I seem to be mostly recovered from my summer cold, so I thought I would circle back and sample the things I picked out what now seems like weeks ago. One of the scents I chose was Miller Harris Coeur d'Ete, and while we are now on the backside of summer's said coeur, I think the scent is still perfectly fitting.
Everywhere, I'm reading that people are ready for fall, and I am no exception. Although I wore light and summery scents last week to counteract the heat (and my cranky disposition), mentally I wanted something more. I had planned to wear Miel de Bois and ended up with Eau d'Hadrien instead. It was all very light and refreshing, but as soon as I realized my nose had recovered, I went straight back to my sample of Coeur d'Été, which I'd worn for several days before I got sick.
Something tells me that if I owned a bottle of this, I would wear it non-stop through late summer and into early fall. With notes of chocolate bean, licorice, lemon, grapefruit, tangerine, banana, white pear, lilac, cassie, heliotrope, sandalwood, benzoin, and vanilla and fruity musk, this scent may sound either too fruity or too sweet to be borne in the heat. It made me think of this, from The Secret History: "Trees creaking with apples, fallen apples red on the grass beneath, the heavy sweet smell of them rotting on the ground and the steady thrumming of wasps around them. Commons clock tower: ivied brick, white spire, spellbound in the hazy distance."
I don't know that I'll ever be able to let go of the idea of back to school and how promising it always felt. I hope I never do let go, because that must be the key to thinking of fall as a beginning rather than an ending. The turning of leaves, a hint of crispness in the air, the changing light, all of these things are evoked for me in this fragrance. To me this scent is both melancholy and uplifting, because it has an overripe quality that speaks of decay, and beneath it a depth that's dark yet comforting. The sandalwood and chocolate bean come through even in the top, tempering the sweetness. The lilac and heliotrope both serve to deepen the scent of the fruit, and I think they actually lend a bit to the dark quality. There's nothing sharp here--the edges are smooth, like finely sanded wood.

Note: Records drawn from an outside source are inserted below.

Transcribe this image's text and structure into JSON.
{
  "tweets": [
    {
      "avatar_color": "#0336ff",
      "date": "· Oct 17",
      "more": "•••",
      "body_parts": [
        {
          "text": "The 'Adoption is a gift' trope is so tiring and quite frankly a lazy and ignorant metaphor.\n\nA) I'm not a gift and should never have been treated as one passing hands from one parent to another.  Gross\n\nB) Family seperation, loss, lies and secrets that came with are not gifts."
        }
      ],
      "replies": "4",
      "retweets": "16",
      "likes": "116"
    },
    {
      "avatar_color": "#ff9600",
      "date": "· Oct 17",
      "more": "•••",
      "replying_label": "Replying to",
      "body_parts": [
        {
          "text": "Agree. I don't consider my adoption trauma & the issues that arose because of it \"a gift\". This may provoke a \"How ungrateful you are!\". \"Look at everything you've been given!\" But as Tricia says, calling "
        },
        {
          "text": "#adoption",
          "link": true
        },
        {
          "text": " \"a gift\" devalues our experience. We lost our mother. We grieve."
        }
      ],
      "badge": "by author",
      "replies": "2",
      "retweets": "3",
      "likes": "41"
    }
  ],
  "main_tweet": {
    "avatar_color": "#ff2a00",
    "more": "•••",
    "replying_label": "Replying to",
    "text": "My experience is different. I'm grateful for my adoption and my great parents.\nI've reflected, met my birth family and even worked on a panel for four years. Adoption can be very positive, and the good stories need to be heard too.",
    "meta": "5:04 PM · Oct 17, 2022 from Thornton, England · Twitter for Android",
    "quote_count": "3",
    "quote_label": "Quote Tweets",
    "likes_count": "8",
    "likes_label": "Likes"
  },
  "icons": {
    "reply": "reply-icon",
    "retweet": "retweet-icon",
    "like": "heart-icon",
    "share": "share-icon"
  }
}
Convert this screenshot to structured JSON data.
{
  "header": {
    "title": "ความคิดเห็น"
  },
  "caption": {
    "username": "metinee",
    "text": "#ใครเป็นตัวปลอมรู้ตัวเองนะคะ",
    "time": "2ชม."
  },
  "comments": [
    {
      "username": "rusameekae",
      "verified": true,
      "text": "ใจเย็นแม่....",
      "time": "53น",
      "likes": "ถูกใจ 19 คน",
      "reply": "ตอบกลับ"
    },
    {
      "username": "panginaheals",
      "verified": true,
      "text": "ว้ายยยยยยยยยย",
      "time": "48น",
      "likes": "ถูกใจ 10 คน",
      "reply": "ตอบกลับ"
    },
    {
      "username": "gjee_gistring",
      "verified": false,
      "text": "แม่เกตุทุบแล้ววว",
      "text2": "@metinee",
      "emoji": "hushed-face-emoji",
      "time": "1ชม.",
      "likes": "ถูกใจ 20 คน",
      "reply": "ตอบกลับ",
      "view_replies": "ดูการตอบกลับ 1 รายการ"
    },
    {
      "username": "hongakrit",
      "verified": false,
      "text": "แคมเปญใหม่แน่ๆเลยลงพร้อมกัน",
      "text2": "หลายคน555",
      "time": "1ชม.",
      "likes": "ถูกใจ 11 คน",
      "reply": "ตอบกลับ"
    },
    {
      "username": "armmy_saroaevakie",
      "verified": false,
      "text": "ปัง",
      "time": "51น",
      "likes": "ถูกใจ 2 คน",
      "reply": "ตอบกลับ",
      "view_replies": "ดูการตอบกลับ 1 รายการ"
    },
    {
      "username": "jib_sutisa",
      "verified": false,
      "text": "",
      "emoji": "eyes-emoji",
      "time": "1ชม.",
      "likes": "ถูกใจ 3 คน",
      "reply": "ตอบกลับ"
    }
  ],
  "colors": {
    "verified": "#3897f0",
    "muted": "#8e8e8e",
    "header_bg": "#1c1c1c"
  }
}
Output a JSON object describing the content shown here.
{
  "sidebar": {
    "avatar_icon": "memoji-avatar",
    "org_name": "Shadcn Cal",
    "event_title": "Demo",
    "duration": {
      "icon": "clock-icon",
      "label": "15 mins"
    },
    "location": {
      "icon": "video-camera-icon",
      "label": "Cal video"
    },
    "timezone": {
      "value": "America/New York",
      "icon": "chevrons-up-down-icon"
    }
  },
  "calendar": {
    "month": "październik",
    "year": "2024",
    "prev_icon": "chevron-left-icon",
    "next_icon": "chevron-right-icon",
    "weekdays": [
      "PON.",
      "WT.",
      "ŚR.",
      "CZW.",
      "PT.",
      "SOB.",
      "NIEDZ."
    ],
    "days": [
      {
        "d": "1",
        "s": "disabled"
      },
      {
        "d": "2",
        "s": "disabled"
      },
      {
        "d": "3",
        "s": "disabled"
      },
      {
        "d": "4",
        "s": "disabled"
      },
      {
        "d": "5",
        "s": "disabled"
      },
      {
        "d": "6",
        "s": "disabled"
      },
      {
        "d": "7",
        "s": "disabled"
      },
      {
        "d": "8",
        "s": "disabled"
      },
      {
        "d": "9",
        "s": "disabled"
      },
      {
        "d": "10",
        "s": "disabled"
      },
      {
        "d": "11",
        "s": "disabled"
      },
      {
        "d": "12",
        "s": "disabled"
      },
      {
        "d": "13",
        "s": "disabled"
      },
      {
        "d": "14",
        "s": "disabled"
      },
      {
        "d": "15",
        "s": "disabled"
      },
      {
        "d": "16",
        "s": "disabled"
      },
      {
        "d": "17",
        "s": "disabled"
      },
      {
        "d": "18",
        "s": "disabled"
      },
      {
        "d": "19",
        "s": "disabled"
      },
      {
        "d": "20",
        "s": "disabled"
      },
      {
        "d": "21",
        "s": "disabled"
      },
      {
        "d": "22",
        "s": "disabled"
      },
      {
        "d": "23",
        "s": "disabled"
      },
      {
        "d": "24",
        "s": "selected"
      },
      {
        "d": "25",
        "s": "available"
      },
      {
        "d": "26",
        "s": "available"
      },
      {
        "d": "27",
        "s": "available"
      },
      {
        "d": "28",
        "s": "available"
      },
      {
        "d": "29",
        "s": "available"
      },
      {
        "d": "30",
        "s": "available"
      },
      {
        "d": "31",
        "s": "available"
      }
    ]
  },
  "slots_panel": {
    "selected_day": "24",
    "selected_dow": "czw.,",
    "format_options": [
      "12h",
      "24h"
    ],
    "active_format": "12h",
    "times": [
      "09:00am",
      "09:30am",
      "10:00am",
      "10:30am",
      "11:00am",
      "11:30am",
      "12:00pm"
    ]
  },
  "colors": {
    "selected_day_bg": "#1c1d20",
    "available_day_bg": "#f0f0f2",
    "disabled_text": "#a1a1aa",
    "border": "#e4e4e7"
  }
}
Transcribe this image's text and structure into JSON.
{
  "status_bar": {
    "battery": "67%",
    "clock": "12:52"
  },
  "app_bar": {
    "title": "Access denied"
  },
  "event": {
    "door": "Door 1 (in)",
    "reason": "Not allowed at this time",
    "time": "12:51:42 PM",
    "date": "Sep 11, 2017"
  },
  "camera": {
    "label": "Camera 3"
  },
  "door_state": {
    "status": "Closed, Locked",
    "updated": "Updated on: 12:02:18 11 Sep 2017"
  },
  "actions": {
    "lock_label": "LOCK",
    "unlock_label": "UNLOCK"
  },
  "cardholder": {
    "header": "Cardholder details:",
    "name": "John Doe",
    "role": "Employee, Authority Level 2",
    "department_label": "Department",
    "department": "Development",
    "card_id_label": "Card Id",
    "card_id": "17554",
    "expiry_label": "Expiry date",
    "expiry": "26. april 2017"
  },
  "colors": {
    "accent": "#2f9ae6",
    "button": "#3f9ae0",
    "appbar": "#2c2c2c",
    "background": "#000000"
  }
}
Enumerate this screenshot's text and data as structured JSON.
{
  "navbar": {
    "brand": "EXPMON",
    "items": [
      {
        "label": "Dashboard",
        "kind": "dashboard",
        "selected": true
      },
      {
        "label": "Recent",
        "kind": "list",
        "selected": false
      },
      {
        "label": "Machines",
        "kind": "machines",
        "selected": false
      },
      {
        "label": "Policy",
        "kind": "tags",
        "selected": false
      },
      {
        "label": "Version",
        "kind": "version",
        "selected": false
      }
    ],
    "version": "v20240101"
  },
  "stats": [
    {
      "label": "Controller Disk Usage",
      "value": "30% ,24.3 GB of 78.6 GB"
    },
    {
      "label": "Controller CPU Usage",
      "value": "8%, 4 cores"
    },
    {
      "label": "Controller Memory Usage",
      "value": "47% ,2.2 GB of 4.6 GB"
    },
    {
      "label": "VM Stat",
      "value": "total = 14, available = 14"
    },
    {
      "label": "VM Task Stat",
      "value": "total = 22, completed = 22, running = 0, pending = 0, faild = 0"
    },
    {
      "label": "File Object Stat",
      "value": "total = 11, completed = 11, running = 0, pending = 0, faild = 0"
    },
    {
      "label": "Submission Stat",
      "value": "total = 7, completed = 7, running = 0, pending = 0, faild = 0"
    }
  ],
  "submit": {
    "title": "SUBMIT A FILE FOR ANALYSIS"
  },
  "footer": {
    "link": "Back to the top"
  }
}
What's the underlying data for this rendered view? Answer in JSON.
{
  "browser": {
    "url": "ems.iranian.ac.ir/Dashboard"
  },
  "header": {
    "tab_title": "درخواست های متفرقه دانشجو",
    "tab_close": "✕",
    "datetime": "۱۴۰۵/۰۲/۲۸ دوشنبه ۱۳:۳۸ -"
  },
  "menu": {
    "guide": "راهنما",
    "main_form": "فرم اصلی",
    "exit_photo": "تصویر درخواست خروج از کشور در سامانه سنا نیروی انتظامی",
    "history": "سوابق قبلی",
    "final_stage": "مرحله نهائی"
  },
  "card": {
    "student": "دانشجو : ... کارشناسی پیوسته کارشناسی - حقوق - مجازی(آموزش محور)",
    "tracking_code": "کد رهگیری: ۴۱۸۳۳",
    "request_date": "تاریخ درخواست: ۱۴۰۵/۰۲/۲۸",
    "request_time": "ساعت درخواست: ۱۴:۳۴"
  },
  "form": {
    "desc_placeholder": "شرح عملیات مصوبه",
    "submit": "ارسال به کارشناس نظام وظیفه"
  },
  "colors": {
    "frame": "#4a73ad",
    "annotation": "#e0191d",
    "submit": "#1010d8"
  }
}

Apparently Lyn Harris created this scent while she was pregnant, so it seems odd to speak of decay or darkness. But heightened senses must be some part of embracing the larger part of life, or the cycle of life, I suppose. That may seem a bit over the top, but this time of year always makes me feel a bit more pensive. I wonder if it wouldn't have been more apt to call this scent Fin d'Été, but the heart reference speaks of the depths found here.
*image from Luckyscent